→ Task
Your reply should hold every record exactly as given, with no pictures in it.

Component data from apps and pages:
·····
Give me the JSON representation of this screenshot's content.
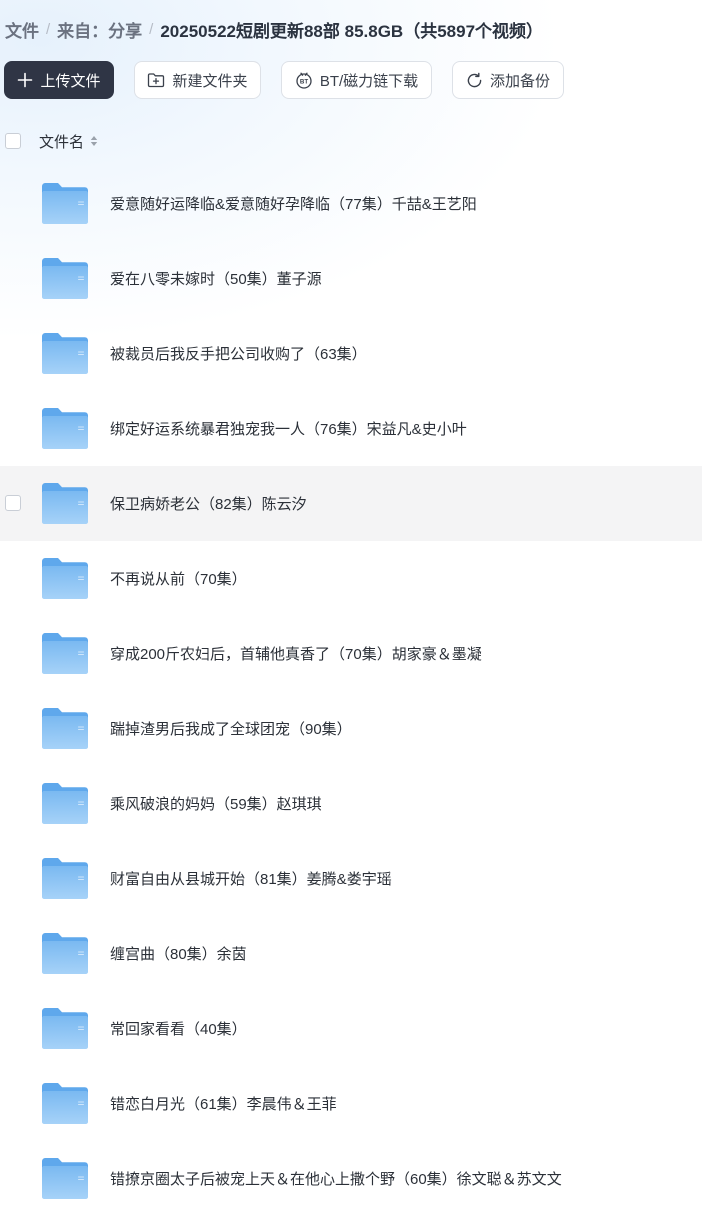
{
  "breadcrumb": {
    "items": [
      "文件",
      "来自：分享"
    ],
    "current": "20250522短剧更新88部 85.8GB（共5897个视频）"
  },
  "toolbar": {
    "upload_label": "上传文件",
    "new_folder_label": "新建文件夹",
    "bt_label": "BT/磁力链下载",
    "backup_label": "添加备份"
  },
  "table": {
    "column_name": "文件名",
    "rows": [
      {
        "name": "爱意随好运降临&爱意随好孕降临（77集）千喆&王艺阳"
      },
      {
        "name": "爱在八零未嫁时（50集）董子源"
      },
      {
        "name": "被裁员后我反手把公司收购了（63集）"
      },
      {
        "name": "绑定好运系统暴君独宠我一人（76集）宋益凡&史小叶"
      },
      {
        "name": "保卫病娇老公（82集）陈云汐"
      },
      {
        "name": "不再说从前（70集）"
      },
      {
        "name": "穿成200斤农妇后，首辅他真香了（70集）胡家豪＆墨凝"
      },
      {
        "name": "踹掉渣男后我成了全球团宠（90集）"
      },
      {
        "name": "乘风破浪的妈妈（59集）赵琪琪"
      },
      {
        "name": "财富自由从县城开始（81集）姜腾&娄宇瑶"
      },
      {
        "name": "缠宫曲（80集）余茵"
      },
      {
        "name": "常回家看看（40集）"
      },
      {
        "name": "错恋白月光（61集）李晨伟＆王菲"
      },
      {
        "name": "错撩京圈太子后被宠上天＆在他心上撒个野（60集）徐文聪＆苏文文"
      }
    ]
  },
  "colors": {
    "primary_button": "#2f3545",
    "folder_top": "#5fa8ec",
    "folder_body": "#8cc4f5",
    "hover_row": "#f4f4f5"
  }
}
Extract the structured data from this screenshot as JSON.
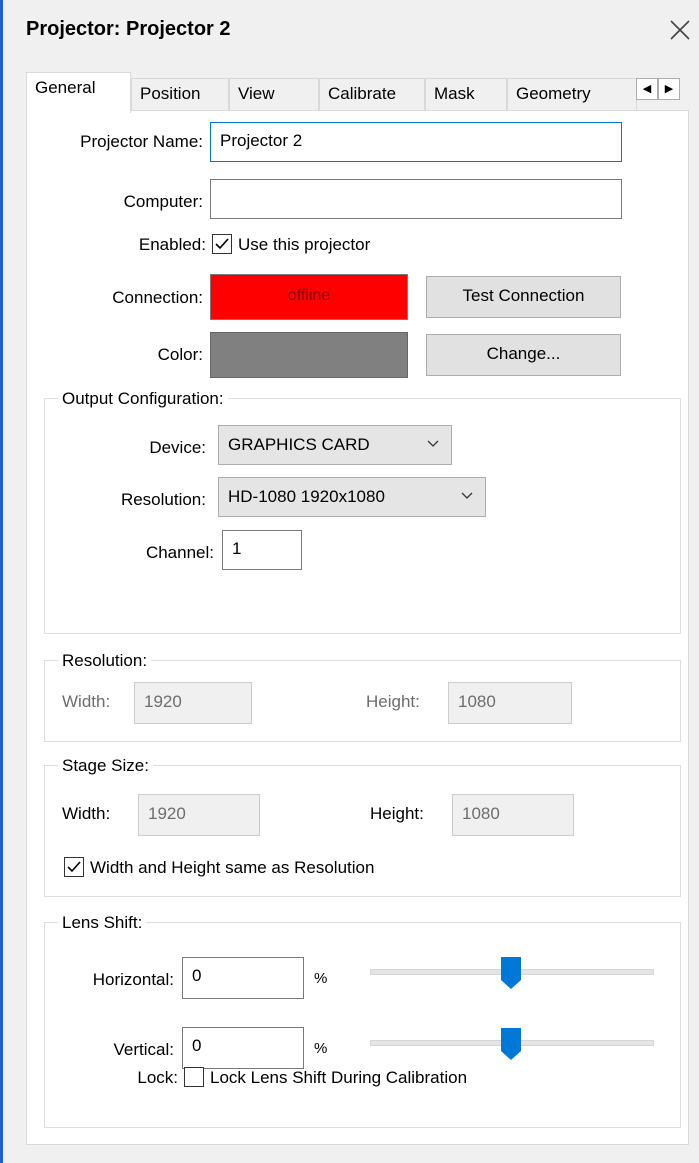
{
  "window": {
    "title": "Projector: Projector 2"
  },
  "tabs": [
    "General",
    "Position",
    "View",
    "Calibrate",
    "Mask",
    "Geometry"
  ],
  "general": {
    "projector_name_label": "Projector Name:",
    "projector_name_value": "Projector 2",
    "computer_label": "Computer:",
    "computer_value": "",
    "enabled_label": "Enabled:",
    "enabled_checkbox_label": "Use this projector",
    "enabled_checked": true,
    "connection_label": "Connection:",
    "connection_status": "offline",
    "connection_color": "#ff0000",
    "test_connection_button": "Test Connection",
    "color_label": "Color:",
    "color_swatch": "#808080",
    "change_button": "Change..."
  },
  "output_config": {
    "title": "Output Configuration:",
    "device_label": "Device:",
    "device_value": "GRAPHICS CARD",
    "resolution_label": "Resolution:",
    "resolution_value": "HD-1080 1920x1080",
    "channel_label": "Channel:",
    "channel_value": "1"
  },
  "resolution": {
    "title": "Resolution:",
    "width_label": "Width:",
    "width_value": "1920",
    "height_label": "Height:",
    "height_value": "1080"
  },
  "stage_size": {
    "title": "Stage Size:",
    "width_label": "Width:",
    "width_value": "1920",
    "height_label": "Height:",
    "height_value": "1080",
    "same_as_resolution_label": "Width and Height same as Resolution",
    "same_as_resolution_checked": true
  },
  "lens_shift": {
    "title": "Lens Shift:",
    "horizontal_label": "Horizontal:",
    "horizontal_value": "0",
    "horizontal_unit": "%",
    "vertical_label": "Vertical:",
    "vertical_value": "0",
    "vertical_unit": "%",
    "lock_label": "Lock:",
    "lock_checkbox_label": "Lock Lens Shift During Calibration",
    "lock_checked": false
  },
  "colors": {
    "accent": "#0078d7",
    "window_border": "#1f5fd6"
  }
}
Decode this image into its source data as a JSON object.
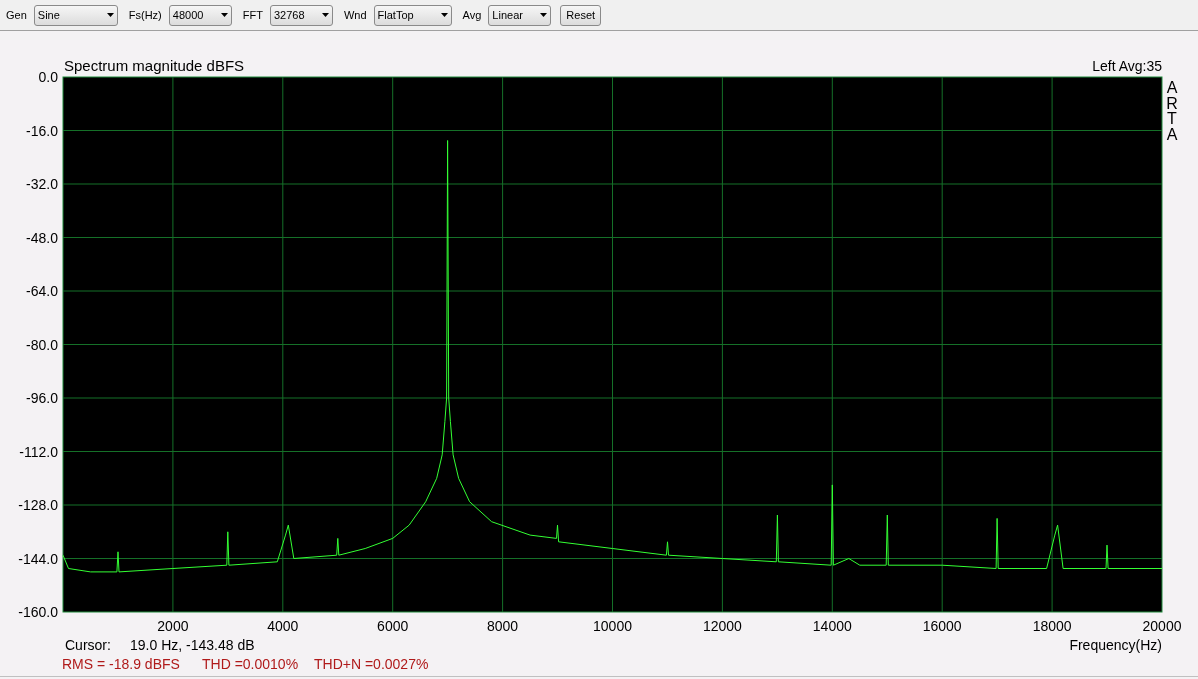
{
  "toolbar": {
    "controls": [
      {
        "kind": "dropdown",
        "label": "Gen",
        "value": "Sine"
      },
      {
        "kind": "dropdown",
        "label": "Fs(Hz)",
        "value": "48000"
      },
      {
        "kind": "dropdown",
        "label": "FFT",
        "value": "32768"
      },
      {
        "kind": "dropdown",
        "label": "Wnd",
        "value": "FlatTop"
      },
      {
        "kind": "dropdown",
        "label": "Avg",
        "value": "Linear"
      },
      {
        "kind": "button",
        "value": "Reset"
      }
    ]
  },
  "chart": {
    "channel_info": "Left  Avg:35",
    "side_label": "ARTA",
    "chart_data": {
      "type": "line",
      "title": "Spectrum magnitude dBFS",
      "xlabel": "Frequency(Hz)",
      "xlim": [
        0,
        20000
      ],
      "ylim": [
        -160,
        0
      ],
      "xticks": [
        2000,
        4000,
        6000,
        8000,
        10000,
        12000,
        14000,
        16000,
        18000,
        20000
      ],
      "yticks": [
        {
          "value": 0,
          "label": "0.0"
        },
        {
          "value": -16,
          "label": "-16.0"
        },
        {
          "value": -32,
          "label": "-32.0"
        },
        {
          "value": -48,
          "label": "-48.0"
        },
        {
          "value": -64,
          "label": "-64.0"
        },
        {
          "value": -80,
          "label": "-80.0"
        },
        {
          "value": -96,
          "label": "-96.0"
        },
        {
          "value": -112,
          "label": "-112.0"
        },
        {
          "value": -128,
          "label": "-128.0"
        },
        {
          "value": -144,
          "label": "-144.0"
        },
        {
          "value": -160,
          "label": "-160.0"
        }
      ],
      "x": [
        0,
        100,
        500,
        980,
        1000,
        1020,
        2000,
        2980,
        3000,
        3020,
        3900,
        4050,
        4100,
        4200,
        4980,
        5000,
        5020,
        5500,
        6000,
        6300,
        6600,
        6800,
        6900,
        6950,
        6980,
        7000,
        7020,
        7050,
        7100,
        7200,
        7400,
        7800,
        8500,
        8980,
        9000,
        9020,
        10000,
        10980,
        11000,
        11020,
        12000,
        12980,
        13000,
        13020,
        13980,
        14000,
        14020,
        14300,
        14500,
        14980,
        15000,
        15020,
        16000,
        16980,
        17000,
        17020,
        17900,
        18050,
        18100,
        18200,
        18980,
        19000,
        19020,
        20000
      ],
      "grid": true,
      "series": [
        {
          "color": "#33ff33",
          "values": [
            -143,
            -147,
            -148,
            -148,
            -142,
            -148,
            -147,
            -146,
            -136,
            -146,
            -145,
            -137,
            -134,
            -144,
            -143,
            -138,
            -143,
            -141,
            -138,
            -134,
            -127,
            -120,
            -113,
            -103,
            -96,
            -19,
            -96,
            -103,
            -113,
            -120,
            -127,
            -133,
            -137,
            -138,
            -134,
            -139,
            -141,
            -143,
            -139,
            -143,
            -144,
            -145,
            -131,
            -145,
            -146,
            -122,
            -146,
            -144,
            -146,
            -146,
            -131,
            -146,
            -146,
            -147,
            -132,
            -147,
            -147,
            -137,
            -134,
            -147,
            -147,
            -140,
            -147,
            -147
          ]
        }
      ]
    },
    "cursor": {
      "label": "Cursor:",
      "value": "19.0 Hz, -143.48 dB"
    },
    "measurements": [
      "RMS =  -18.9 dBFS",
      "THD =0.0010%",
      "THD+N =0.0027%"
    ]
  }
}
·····
→ Output of the exercise
Give me the JSON representation of this screenshot's content.
{
  "breadcrumb": {
    "items": [
      "文件",
      "来自：分享"
    ],
    "current": "20250522短剧更新88部 85.8GB（共5897个视频）"
  },
  "toolbar": {
    "upload_label": "上传文件",
    "new_folder_label": "新建文件夹",
    "bt_label": "BT/磁力链下载",
    "backup_label": "添加备份"
  },
  "table": {
    "column_name": "文件名",
    "rows": [
      {
        "name": "爱意随好运降临&爱意随好孕降临（77集）千喆&王艺阳"
      },
      {
        "name": "爱在八零未嫁时（50集）董子源"
      },
      {
        "name": "被裁员后我反手把公司收购了（63集）"
      },
      {
        "name": "绑定好运系统暴君独宠我一人（76集）宋益凡&史小叶"
      },
      {
        "name": "保卫病娇老公（82集）陈云汐"
      },
      {
        "name": "不再说从前（70集）"
      },
      {
        "name": "穿成200斤农妇后，首辅他真香了（70集）胡家豪＆墨凝"
      },
      {
        "name": "踹掉渣男后我成了全球团宠（90集）"
      },
      {
        "name": "乘风破浪的妈妈（59集）赵琪琪"
      },
      {
        "name": "财富自由从县城开始（81集）姜腾&娄宇瑶"
      },
      {
        "name": "缠宫曲（80集）余茵"
      },
      {
        "name": "常回家看看（40集）"
      },
      {
        "name": "错恋白月光（61集）李晨伟＆王菲"
      },
      {
        "name": "错撩京圈太子后被宠上天＆在他心上撒个野（60集）徐文聪＆苏文文"
      }
    ]
  },
  "colors": {
    "primary_button": "#2f3545",
    "folder_top": "#5fa8ec",
    "folder_body": "#8cc4f5",
    "hover_row": "#f4f4f5"
  }
}
Extract the structured data from this screenshot as JSON.
{
  "window": {
    "title": "Projector: Projector 2"
  },
  "tabs": [
    "General",
    "Position",
    "View",
    "Calibrate",
    "Mask",
    "Geometry"
  ],
  "general": {
    "projector_name_label": "Projector Name:",
    "projector_name_value": "Projector 2",
    "computer_label": "Computer:",
    "computer_value": "",
    "enabled_label": "Enabled:",
    "enabled_checkbox_label": "Use this projector",
    "enabled_checked": true,
    "connection_label": "Connection:",
    "connection_status": "offline",
    "connection_color": "#ff0000",
    "test_connection_button": "Test Connection",
    "color_label": "Color:",
    "color_swatch": "#808080",
    "change_button": "Change..."
  },
  "output_config": {
    "title": "Output Configuration:",
    "device_label": "Device:",
    "device_value": "GRAPHICS CARD",
    "resolution_label": "Resolution:",
    "resolution_value": "HD-1080 1920x1080",
    "channel_label": "Channel:",
    "channel_value": "1"
  },
  "resolution": {
    "title": "Resolution:",
    "width_label": "Width:",
    "width_value": "1920",
    "height_label": "Height:",
    "height_value": "1080"
  },
  "stage_size": {
    "title": "Stage Size:",
    "width_label": "Width:",
    "width_value": "1920",
    "height_label": "Height:",
    "height_value": "1080",
    "same_as_resolution_label": "Width and Height same as Resolution",
    "same_as_resolution_checked": true
  },
  "lens_shift": {
    "title": "Lens Shift:",
    "horizontal_label": "Horizontal:",
    "horizontal_value": "0",
    "horizontal_unit": "%",
    "vertical_label": "Vertical:",
    "vertical_value": "0",
    "vertical_unit": "%",
    "lock_label": "Lock:",
    "lock_checkbox_label": "Lock Lens Shift During Calibration",
    "lock_checked": false
  },
  "colors": {
    "accent": "#0078d7",
    "window_border": "#1f5fd6"
  }
}
Decode this image into its source data as a JSON object.
{
  "toolbar": {
    "controls": [
      {
        "kind": "dropdown",
        "label": "Gen",
        "value": "Sine"
      },
      {
        "kind": "dropdown",
        "label": "Fs(Hz)",
        "value": "48000"
      },
      {
        "kind": "dropdown",
        "label": "FFT",
        "value": "32768"
      },
      {
        "kind": "dropdown",
        "label": "Wnd",
        "value": "FlatTop"
      },
      {
        "kind": "dropdown",
        "label": "Avg",
        "value": "Linear"
      },
      {
        "kind": "button",
        "value": "Reset"
      }
    ]
  },
  "chart": {
    "channel_info": "Left  Avg:35",
    "side_label": "ARTA",
    "chart_data": {
      "type": "line",
      "title": "Spectrum magnitude dBFS",
      "xlabel": "Frequency(Hz)",
      "xlim": [
        0,
        20000
      ],
      "ylim": [
        -160,
        0
      ],
      "xticks": [
        2000,
        4000,
        6000,
        8000,
        10000,
        12000,
        14000,
        16000,
        18000,
        20000
      ],
      "yticks": [
        {
          "value": 0,
          "label": "0.0"
        },
        {
          "value": -16,
          "label": "-16.0"
        },
        {
          "value": -32,
          "label": "-32.0"
        },
        {
          "value": -48,
          "label": "-48.0"
        },
        {
          "value": -64,
          "label": "-64.0"
        },
        {
          "value": -80,
          "label": "-80.0"
        },
        {
          "value": -96,
          "label": "-96.0"
        },
        {
          "value": -112,
          "label": "-112.0"
        },
        {
          "value": -128,
          "label": "-128.0"
        },
        {
          "value": -144,
          "label": "-144.0"
        },
        {
          "value": -160,
          "label": "-160.0"
        }
      ],
      "x": [
        0,
        100,
        500,
        980,
        1000,
        1020,
        2000,
        2980,
        3000,
        3020,
        3900,
        4050,
        4100,
        4200,
        4980,
        5000,
        5020,
        5500,
        6000,
        6300,
        6600,
        6800,
        6900,
        6950,
        6980,
        7000,
        7020,
        7050,
        7100,
        7200,
        7400,
        7800,
        8500,
        8980,
        9000,
        9020,
        10000,
        10980,
        11000,
        11020,
        12000,
        12980,
        13000,
        13020,
        13980,
        14000,
        14020,
        14300,
        14500,
        14980,
        15000,
        15020,
        16000,
        16980,
        17000,
        17020,
        17900,
        18050,
        18100,
        18200,
        18980,
        19000,
        19020,
        20000
      ],
      "grid": true,
      "series": [
        {
          "color": "#33ff33",
          "values": [
            -143,
            -147,
            -148,
            -148,
            -142,
            -148,
            -147,
            -146,
            -136,
            -146,
            -145,
            -137,
            -134,
            -144,
            -143,
            -138,
            -143,
            -141,
            -138,
            -134,
            -127,
            -120,
            -113,
            -103,
            -96,
            -19,
            -96,
            -103,
            -113,
            -120,
            -127,
            -133,
            -137,
            -138,
            -134,
            -139,
            -141,
            -143,
            -139,
            -143,
            -144,
            -145,
            -131,
            -145,
            -146,
            -122,
            -146,
            -144,
            -146,
            -146,
            -131,
            -146,
            -146,
            -147,
            -132,
            -147,
            -147,
            -137,
            -134,
            -147,
            -147,
            -140,
            -147,
            -147
          ]
        }
      ]
    },
    "cursor": {
      "label": "Cursor:",
      "value": "19.0 Hz, -143.48 dB"
    },
    "measurements": [
      "RMS =  -18.9 dBFS",
      "THD =0.0010%",
      "THD+N =0.0027%"
    ]
  }
}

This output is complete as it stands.